Travel recommendation and booking site Tripadvisor is launching several tools to help local and small businesses weather the coronavirus storm, as well as donating up to $1 million to COVID-19 relief efforts focused on the travel industry decimated by the crisis.
Unlike the airline industry, which is set to receive more than $50 billion in a government bailout, Tripadvisor’s partners across the travel ecosystem—from the hole-in-the-wall rib joint to Hilton’s all-inclusive resorts in the Caribbean—are not likely to get the same preferential treatment.
To “stop the bleeding,” the company—which averaged about 400 million monthly visitors to its platform in 2019—announced that it would now let visitors to the site purchase gift cards and takeout from their favorite neighborhood restaurants directly through Tripadvisor. That’s crucial, as restaurants represent more than half of the hotels, resorts and activities available to be reviewed on the site.
“We tried to make it as easy as possible for the general population to help out, and then for business owners to be able to take advantage of all these capabilities,” Lindsay Nelson, Tripadvisor’s chief experience and brand officer, told Adweek. “It’s all hands on deck—how do we drive impact right now?”
Although figures are still unclear, a Tripadvisor spokesperson confirmed that at least 10,000 “mom-and-pop” restaurants will be listed on the site, and users will be able to search through Gift Card and Takeout tags.
Of the $1 million set aside for aid, $150,000 will go to World Central Kitchen, a nonprofit founded by chef Jose Andres that provides meals in the wake of natural disasters, and the Restaurant Workers Community Foundation, which provides financial support to restaurant owners and workers.
In a matching campaign, Tripadvisor will match $1 for every post that includes the tag #LoveYourLocal on social media up to $150,000. The brand will share the campaign across its own social channels.

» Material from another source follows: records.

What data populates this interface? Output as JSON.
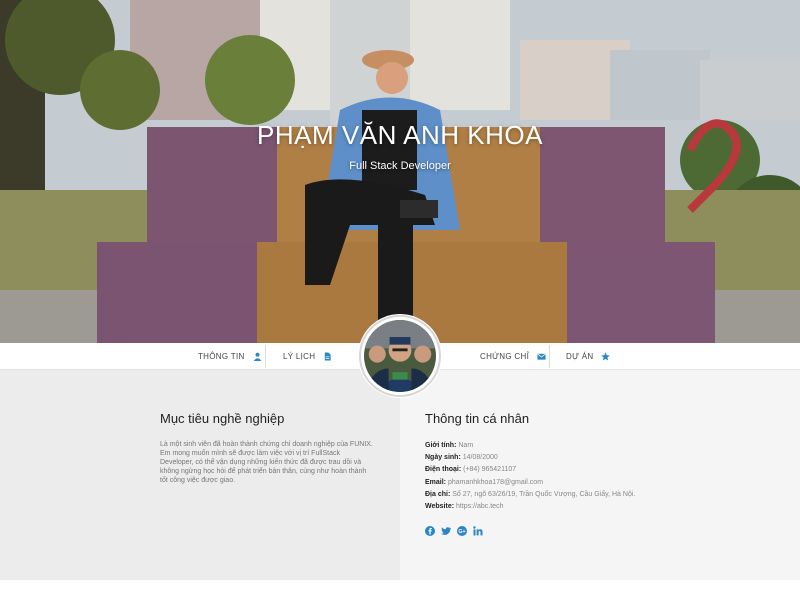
{
  "hero": {
    "name": "PHẠM VĂN ANH KHOA",
    "role": "Full Stack Developer"
  },
  "nav": {
    "items": [
      {
        "label": "THÔNG TIN",
        "icon": "user-icon"
      },
      {
        "label": "LÝ LỊCH",
        "icon": "document-icon"
      },
      {
        "label": "CHỨNG CHỈ",
        "icon": "envelope-icon"
      },
      {
        "label": "DỰ ÁN",
        "icon": "star-icon"
      }
    ]
  },
  "objective": {
    "title": "Mục tiêu nghề nghiệp",
    "text": "Là một sinh viên đã hoàn thành chứng chỉ doanh nghiệp của FUNIX. Em mong muốn mình sẽ được làm việc với vị trí FullStack Developer, có thể vận dụng những kiến thức đã được trau dồi và không ngừng học hỏi để phát triển bản thân, cùng như hoàn thành tốt công việc được giao."
  },
  "personal": {
    "title": "Thông tin cá nhân",
    "rows": [
      {
        "label": "Giới tính:",
        "value": "Nam"
      },
      {
        "label": "Ngày sinh:",
        "value": "14/08/2000"
      },
      {
        "label": "Điện thoại:",
        "value": "(+84) 965421107"
      },
      {
        "label": "Email:",
        "value": "phamanhkhoa178@gmail.com"
      },
      {
        "label": "Địa chỉ:",
        "value": "Số 27, ngõ 63/26/19, Trần Quốc Vượng, Cầu Giấy, Hà Nội."
      },
      {
        "label": "Website:",
        "value": "https://abc.tech"
      }
    ]
  },
  "socials": [
    "facebook-icon",
    "twitter-icon",
    "google-plus-icon",
    "linkedin-icon"
  ],
  "colors": {
    "accent": "#2a86c6",
    "content_bg_left": "#ececec",
    "content_bg_right": "#f5f5f5"
  }
}
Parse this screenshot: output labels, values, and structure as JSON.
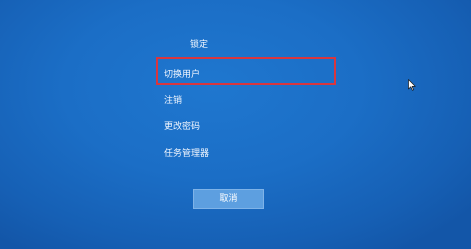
{
  "menu": {
    "items": [
      {
        "id": "lock",
        "label": "锁定"
      },
      {
        "id": "switch_user",
        "label": "切换用户"
      },
      {
        "id": "sign_out",
        "label": "注销"
      },
      {
        "id": "change_password",
        "label": "更改密码"
      },
      {
        "id": "task_manager",
        "label": "任务管理器"
      }
    ],
    "highlighted_item": "switch_user"
  },
  "actions": {
    "cancel_label": "取消"
  },
  "colors": {
    "background": "#1b6ec6",
    "text": "#f4f8ff",
    "highlight_border": "#d9363e",
    "button_bg": "#5d9fe0"
  },
  "icons": {
    "cursor": "mouse-pointer-icon"
  }
}
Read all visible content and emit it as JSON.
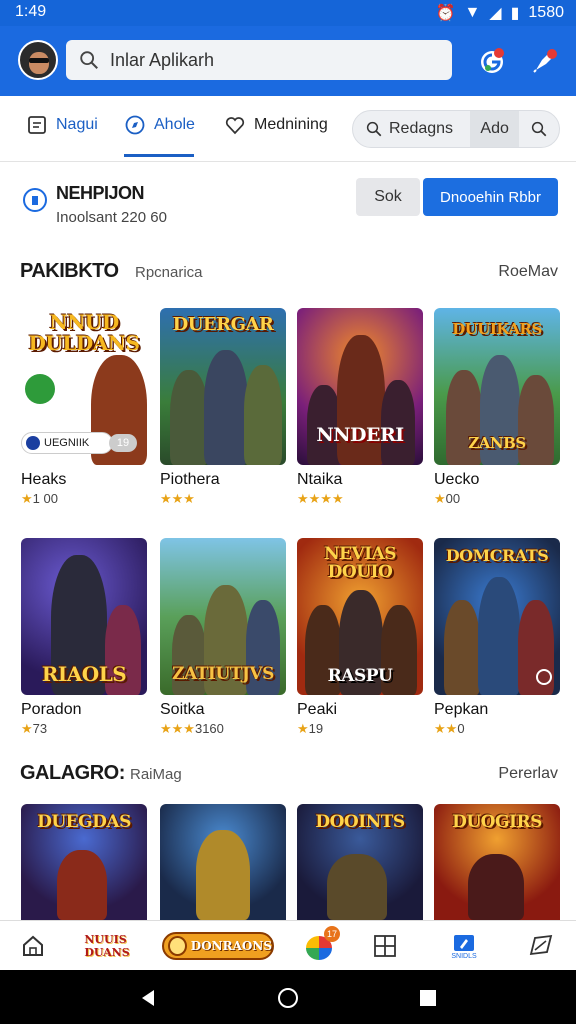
{
  "status": {
    "time": "1:49",
    "battery_text": "1580"
  },
  "header": {
    "search_text": "Inlar Aplikarh"
  },
  "tabs": [
    {
      "label": "Nagui",
      "icon": "document-icon",
      "active": false
    },
    {
      "label": "Ahole",
      "icon": "compass-icon",
      "active": true
    },
    {
      "label": "Mednining",
      "icon": "heart-icon",
      "active": false
    }
  ],
  "segment": {
    "search_label": "Redagns",
    "option_label": "Ado"
  },
  "info": {
    "title": "NEHPIJON",
    "subtitle": "Inoolsant 220 60",
    "button_secondary": "Sok",
    "button_primary": "Dnooehin Rbbr"
  },
  "sections": [
    {
      "title": "PAKIBKTO",
      "subtitle": "Rpcnarica",
      "more": "RoeMav",
      "items": [
        {
          "name": "Heaks",
          "rating": "1 00",
          "stars": "★",
          "logo": "NNUD DULDANS",
          "badge": "UEGNIIK",
          "badge2": "19"
        },
        {
          "name": "Piothera",
          "rating": "",
          "stars": "★★★",
          "logo": "DUERGAR"
        },
        {
          "name": "Ntaika",
          "rating": "",
          "stars": "★★★★",
          "logo": "NNDERI"
        },
        {
          "name": "Uecko",
          "rating": "00",
          "stars": "★",
          "logo": "ZANBS"
        },
        {
          "name": "Poradon",
          "rating": "73",
          "stars": "★",
          "logo": "RIAOLS"
        },
        {
          "name": "Soitka",
          "rating": "3160",
          "stars": "★★★",
          "logo": "ZATIUTJVS"
        },
        {
          "name": "Peaki",
          "rating": "19",
          "stars": "★",
          "logo": "RASPU"
        },
        {
          "name": "Pepkan",
          "rating": "0",
          "stars": "★★",
          "logo": "DOMCRATS"
        }
      ]
    },
    {
      "title": "GALAGRO:",
      "subtitle": "RaiMag",
      "more": "Pererlav",
      "items": [
        {
          "name": "",
          "logo": "DUEGDAS"
        },
        {
          "name": "",
          "logo": ""
        },
        {
          "name": "",
          "logo": "DOOINTS"
        },
        {
          "name": "",
          "logo": "DUOGIRS"
        }
      ]
    }
  ],
  "bottom_nav": {
    "home_icon": "home-icon",
    "logo2": "DONRAONS",
    "badge": "17",
    "active_label": "SNIDLS"
  },
  "colors": {
    "primary": "#1b6ae0",
    "accent": "#1c6ee0",
    "star": "#e8a317"
  }
}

Nelson also said that the brand is working to match healthcare workers on the frontlines of the coronavirus with its hotel members. Tripadvisor ran a trial in the U.K. between the National Health Service and select hotels, and the brand is seeing if it can expand the program globally.
“We can play matchmaker between people needing hotel rooms and hotels that are able to take relief workers. That’s a different way we can show up and we can show up quickly,” Nelson said.

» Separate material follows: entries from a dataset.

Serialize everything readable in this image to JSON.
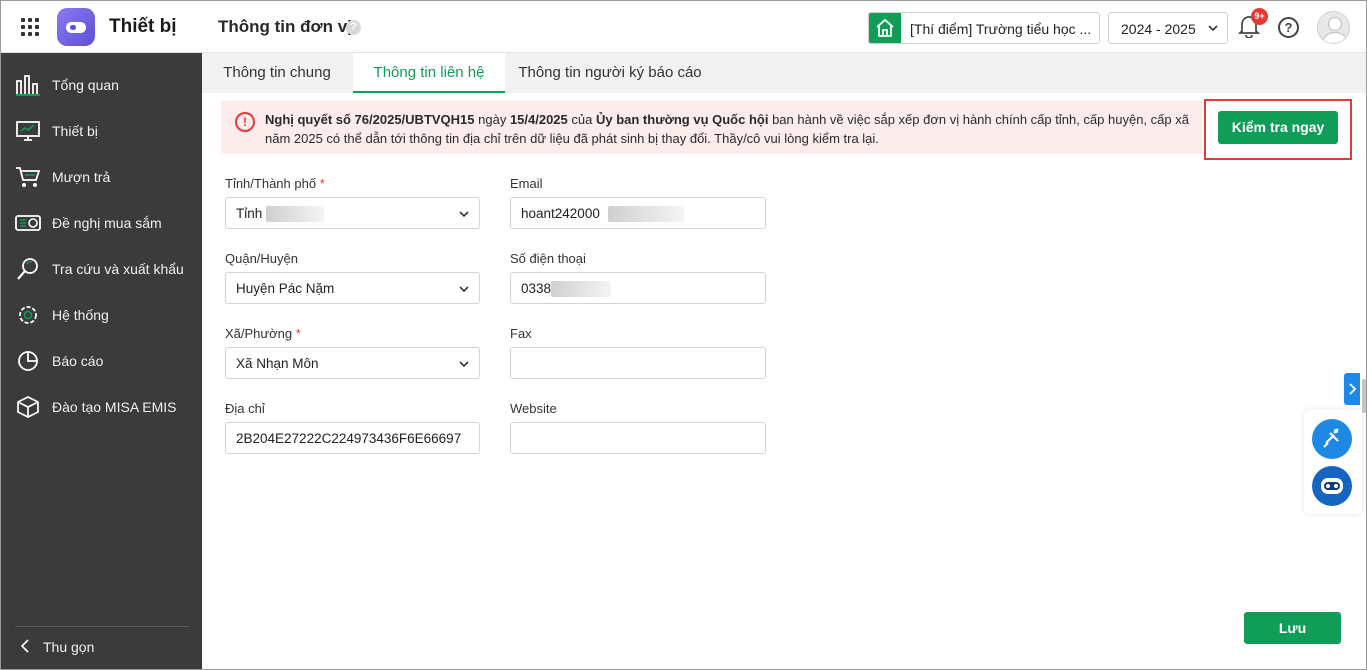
{
  "app": {
    "title": "Thiết bị"
  },
  "header": {
    "page_title": "Thông tin đơn vị",
    "help_mark": "?",
    "school": "[Thí điểm] Trường tiểu học ...",
    "year": "2024 - 2025",
    "notification_count": "9+",
    "help_icon": "?"
  },
  "sidebar": {
    "items": [
      {
        "label": "Tổng quan",
        "icon": "bar-chart-icon"
      },
      {
        "label": "Thiết bị",
        "icon": "monitor-icon"
      },
      {
        "label": "Mượn trả",
        "icon": "cart-icon"
      },
      {
        "label": "Đề nghị mua sắm",
        "icon": "purchase-request-icon"
      },
      {
        "label": "Tra cứu và xuất khẩu",
        "icon": "search-icon"
      },
      {
        "label": "Hệ thống",
        "icon": "gear-icon"
      },
      {
        "label": "Báo cáo",
        "icon": "pie-chart-icon"
      },
      {
        "label": "Đào tạo MISA EMIS",
        "icon": "cube-icon"
      }
    ],
    "collapse_label": "Thu gọn"
  },
  "tabs": [
    {
      "label": "Thông tin chung",
      "active": false
    },
    {
      "label": "Thông tin liên hệ",
      "active": true
    },
    {
      "label": "Thông tin người ký báo cáo",
      "active": false
    }
  ],
  "alert": {
    "part1": "Nghị quyết số 76/2025/UBTVQH15",
    "part2": " ngày ",
    "part3": "15/4/2025",
    "part4": " của ",
    "part5": "Ủy ban thường vụ Quốc hội",
    "part6": " ban hành về việc sắp xếp đơn vị hành chính cấp tỉnh, cấp huyện, cấp xã năm 2025 có thể dẫn tới thông tin địa chỉ trên dữ liệu đã phát sinh bị thay đổi. Thầy/cô vui lòng kiểm tra lại.",
    "button": "Kiểm tra ngay"
  },
  "form": {
    "province": {
      "label": "Tỉnh/Thành phố",
      "required": "*",
      "value": "Tỉnh"
    },
    "district": {
      "label": "Quận/Huyện",
      "value": "Huyện Pác Nặm"
    },
    "ward": {
      "label": "Xã/Phường",
      "required": "*",
      "value": "Xã Nhạn Môn"
    },
    "address": {
      "label": "Địa chỉ",
      "value": "2B204E27222C224973436F6E66697"
    },
    "email": {
      "label": "Email",
      "value": "hoant242000"
    },
    "phone": {
      "label": "Số điện thoại",
      "value": "0338"
    },
    "fax": {
      "label": "Fax",
      "value": ""
    },
    "website": {
      "label": "Website",
      "value": ""
    }
  },
  "save_button": "Lưu",
  "colors": {
    "primary": "#0f9d58",
    "sidebar": "#3b3b3b",
    "alert_bg": "#fdecec",
    "danger": "#e53935",
    "accent_blue": "#1e88e5"
  }
}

Additionally, Nelson sees Tripadvisor playing a role in the global recovery effort, rebooting local and international tourism through partnerships with destination marketing organizations and tourism authorities.
“Regardless of what the crisis is, the fear lingers longer than the threat,” Nelson said. “That’s what drives the devastation to continue in so many places. We can’t control coronavirus, but we can control the dissemination of information that can abate the discomfort and fear.”
Nelson joined Tripadvisor in November of 2018, and since then the brand has increasingly rolled out new products in anticipation of a rebrand slated for this spring. While it’s still expecting to launch the new homepage, an out-of-home campaign set for transportation hubs across the U.S. has been moved to the summer for obvious reasons.
A paid service that matched Tripadvisor users with professional trip designers has also been shelved, but may be retooled to focus attention on economic relief at the local level.
“We’re aggressively trying to figure out whether there’s a local lens that we could build very quickly,” Nelson said. “As soon as restaurants and bars, museums and community theaters are available to the public, how do we drive as much local activity and local discovery?”